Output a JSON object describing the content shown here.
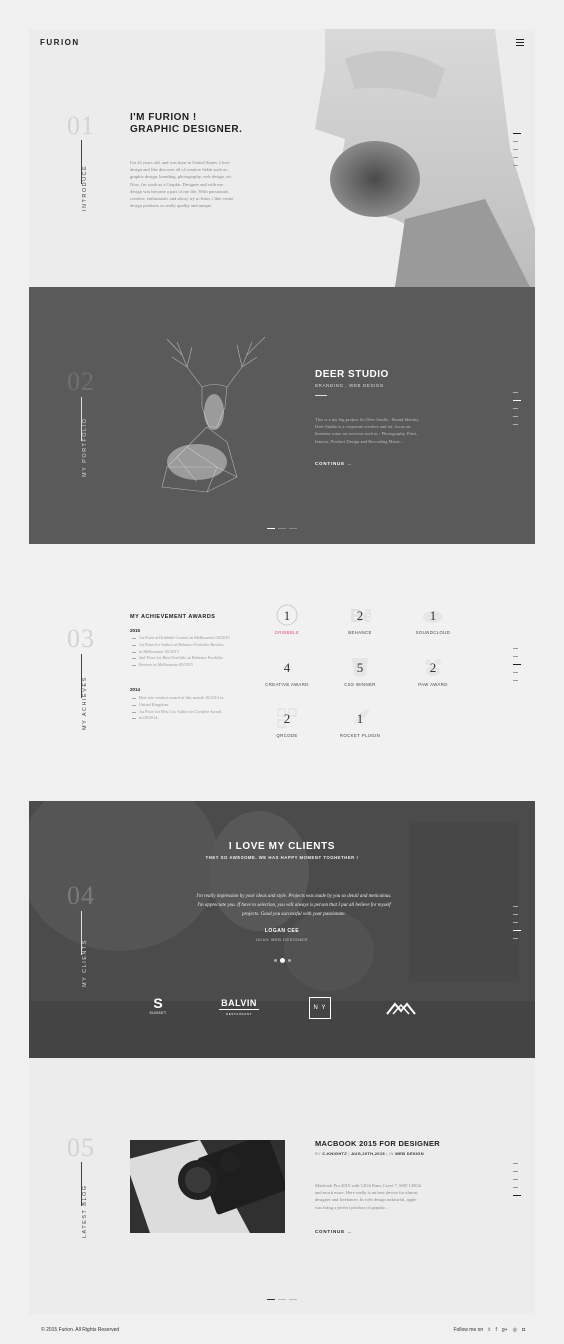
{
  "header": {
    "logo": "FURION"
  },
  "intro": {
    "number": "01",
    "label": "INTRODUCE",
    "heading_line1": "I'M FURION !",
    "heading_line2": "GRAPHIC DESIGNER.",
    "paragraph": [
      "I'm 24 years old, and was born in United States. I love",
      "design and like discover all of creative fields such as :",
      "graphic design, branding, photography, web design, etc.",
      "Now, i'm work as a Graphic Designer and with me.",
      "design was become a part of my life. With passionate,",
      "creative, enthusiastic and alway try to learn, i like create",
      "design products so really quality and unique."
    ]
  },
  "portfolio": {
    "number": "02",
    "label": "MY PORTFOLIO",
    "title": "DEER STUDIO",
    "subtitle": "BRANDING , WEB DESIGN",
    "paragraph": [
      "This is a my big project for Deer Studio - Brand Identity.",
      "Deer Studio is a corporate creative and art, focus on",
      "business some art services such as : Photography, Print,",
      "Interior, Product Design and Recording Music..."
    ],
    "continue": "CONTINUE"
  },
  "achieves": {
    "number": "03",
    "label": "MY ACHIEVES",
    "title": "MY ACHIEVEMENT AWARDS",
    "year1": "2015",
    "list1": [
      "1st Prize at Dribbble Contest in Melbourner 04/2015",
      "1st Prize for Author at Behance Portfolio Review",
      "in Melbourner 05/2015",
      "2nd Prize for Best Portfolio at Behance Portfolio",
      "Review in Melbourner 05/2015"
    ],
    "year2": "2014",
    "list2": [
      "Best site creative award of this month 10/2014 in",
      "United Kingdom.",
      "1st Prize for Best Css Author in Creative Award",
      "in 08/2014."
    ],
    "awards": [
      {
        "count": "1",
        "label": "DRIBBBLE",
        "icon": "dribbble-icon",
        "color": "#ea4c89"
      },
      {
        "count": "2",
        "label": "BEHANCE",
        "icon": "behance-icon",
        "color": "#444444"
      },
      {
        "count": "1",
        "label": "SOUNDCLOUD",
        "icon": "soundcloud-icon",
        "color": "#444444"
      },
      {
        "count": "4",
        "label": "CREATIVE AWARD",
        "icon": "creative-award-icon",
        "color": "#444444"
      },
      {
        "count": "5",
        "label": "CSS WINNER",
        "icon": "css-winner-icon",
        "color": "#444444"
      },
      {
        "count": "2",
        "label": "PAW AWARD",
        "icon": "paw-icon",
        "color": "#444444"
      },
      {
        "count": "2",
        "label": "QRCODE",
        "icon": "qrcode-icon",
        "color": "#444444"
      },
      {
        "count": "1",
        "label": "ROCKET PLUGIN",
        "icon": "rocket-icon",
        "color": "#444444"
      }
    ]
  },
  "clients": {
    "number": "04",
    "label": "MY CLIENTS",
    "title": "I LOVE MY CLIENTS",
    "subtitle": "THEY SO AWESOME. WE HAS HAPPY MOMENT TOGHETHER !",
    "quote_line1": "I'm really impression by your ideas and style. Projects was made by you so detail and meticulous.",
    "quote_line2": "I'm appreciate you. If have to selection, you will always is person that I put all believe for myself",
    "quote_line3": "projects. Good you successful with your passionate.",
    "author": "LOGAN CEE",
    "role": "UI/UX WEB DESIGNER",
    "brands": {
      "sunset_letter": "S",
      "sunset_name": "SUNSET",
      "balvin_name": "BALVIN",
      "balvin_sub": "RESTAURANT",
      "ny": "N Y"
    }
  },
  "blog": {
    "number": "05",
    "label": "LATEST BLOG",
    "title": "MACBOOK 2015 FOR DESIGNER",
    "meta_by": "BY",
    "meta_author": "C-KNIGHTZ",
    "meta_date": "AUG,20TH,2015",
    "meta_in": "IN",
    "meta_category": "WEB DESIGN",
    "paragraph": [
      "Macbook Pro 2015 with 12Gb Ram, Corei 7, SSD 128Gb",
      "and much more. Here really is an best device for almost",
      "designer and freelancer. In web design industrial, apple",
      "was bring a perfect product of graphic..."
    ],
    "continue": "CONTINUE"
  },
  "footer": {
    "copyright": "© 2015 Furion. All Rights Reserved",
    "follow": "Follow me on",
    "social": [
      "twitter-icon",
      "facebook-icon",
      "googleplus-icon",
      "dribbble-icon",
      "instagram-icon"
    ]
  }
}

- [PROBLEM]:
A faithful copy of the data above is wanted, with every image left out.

- [EXERCISE RESPONSE]:
Output a JSON object describing the content shown here.
{
  "header": {
    "logo": "FURION"
  },
  "intro": {
    "number": "01",
    "label": "INTRODUCE",
    "heading_line1": "I'M FURION !",
    "heading_line2": "GRAPHIC DESIGNER.",
    "paragraph": [
      "I'm 24 years old, and was born in United States. I love",
      "design and like discover all of creative fields such as :",
      "graphic design, branding, photography, web design, etc.",
      "Now, i'm work as a Graphic Designer and with me.",
      "design was become a part of my life. With passionate,",
      "creative, enthusiastic and alway try to learn, i like create",
      "design products so really quality and unique."
    ]
  },
  "portfolio": {
    "number": "02",
    "label": "MY PORTFOLIO",
    "title": "DEER STUDIO",
    "subtitle": "BRANDING , WEB DESIGN",
    "paragraph": [
      "This is a my big project for Deer Studio - Brand Identity.",
      "Deer Studio is a corporate creative and art, focus on",
      "business some art services such as : Photography, Print,",
      "Interior, Product Design and Recording Music..."
    ],
    "continue": "CONTINUE"
  },
  "achieves": {
    "number": "03",
    "label": "MY ACHIEVES",
    "title": "MY ACHIEVEMENT AWARDS",
    "year1": "2015",
    "list1": [
      "1st Prize at Dribbble Contest in Melbourner 04/2015",
      "1st Prize for Author at Behance Portfolio Review",
      "in Melbourner 05/2015",
      "2nd Prize for Best Portfolio at Behance Portfolio",
      "Review in Melbourner 05/2015"
    ],
    "year2": "2014",
    "list2": [
      "Best site creative award of this month 10/2014 in",
      "United Kingdom.",
      "1st Prize for Best Css Author in Creative Award",
      "in 08/2014."
    ],
    "awards": [
      {
        "count": "1",
        "label": "DRIBBBLE",
        "icon": "dribbble-icon",
        "color": "#ea4c89"
      },
      {
        "count": "2",
        "label": "BEHANCE",
        "icon": "behance-icon",
        "color": "#444444"
      },
      {
        "count": "1",
        "label": "SOUNDCLOUD",
        "icon": "soundcloud-icon",
        "color": "#444444"
      },
      {
        "count": "4",
        "label": "CREATIVE AWARD",
        "icon": "creative-award-icon",
        "color": "#444444"
      },
      {
        "count": "5",
        "label": "CSS WINNER",
        "icon": "css-winner-icon",
        "color": "#444444"
      },
      {
        "count": "2",
        "label": "PAW AWARD",
        "icon": "paw-icon",
        "color": "#444444"
      },
      {
        "count": "2",
        "label": "QRCODE",
        "icon": "qrcode-icon",
        "color": "#444444"
      },
      {
        "count": "1",
        "label": "ROCKET PLUGIN",
        "icon": "rocket-icon",
        "color": "#444444"
      }
    ]
  },
  "clients": {
    "number": "04",
    "label": "MY CLIENTS",
    "title": "I LOVE MY CLIENTS",
    "subtitle": "THEY SO AWESOME. WE HAS HAPPY MOMENT TOGHETHER !",
    "quote_line1": "I'm really impression by your ideas and style. Projects was made by you so detail and meticulous.",
    "quote_line2": "I'm appreciate you. If have to selection, you will always is person that I put all believe for myself",
    "quote_line3": "projects. Good you successful with your passionate.",
    "author": "LOGAN CEE",
    "role": "UI/UX WEB DESIGNER",
    "brands": {
      "sunset_letter": "S",
      "sunset_name": "SUNSET",
      "balvin_name": "BALVIN",
      "balvin_sub": "RESTAURANT",
      "ny": "N Y"
    }
  },
  "blog": {
    "number": "05",
    "label": "LATEST BLOG",
    "title": "MACBOOK 2015 FOR DESIGNER",
    "meta_by": "BY",
    "meta_author": "C-KNIGHTZ",
    "meta_date": "AUG,20TH,2015",
    "meta_in": "IN",
    "meta_category": "WEB DESIGN",
    "paragraph": [
      "Macbook Pro 2015 with 12Gb Ram, Corei 7, SSD 128Gb",
      "and much more. Here really is an best device for almost",
      "designer and freelancer. In web design industrial, apple",
      "was bring a perfect product of graphic..."
    ],
    "continue": "CONTINUE"
  },
  "footer": {
    "copyright": "© 2015 Furion. All Rights Reserved",
    "follow": "Follow me on",
    "social": [
      "twitter-icon",
      "facebook-icon",
      "googleplus-icon",
      "dribbble-icon",
      "instagram-icon"
    ]
  }
}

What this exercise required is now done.